◆ **Problem description**
Tally up the lines below with "Models" in them. Answer with the number only.

[Excerpts from an interface dataset]

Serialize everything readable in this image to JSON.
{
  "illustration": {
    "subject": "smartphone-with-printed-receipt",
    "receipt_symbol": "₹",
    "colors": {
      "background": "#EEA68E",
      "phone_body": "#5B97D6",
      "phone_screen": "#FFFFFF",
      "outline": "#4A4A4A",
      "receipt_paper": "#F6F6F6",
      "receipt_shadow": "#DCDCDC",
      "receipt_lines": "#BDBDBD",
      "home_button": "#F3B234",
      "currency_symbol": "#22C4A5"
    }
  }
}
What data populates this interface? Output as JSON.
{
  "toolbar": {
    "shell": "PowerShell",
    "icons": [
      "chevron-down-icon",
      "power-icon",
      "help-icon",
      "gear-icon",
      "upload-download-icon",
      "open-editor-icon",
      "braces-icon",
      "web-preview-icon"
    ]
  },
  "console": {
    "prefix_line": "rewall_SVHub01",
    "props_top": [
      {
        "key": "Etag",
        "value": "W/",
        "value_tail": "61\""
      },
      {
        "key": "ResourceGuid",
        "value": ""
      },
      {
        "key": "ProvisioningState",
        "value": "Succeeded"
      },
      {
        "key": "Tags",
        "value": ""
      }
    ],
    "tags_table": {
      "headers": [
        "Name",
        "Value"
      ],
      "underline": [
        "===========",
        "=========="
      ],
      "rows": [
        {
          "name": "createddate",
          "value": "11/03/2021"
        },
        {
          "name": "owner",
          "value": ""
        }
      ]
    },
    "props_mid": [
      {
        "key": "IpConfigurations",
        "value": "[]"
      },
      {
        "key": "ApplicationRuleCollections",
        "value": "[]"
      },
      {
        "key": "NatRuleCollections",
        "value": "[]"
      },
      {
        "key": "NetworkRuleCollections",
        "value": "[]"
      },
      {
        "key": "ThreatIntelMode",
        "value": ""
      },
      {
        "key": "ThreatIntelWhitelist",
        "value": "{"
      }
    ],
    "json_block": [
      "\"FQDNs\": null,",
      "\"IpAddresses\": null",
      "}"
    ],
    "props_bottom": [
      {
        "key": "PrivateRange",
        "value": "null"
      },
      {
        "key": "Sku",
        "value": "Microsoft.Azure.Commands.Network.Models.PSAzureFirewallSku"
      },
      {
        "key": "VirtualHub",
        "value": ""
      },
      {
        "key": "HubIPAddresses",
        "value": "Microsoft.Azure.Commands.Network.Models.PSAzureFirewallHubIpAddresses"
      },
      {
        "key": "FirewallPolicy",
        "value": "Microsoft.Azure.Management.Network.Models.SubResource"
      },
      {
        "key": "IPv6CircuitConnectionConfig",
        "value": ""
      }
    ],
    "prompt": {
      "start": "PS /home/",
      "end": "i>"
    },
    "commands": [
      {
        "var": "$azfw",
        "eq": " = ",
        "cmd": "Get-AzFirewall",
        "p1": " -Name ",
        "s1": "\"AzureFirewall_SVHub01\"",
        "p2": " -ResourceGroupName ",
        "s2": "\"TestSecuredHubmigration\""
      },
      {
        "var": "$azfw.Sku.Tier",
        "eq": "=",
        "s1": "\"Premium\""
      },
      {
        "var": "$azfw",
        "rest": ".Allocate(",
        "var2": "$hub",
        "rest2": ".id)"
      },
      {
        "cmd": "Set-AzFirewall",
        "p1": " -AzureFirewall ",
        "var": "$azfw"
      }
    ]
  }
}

◆ **Output below**
3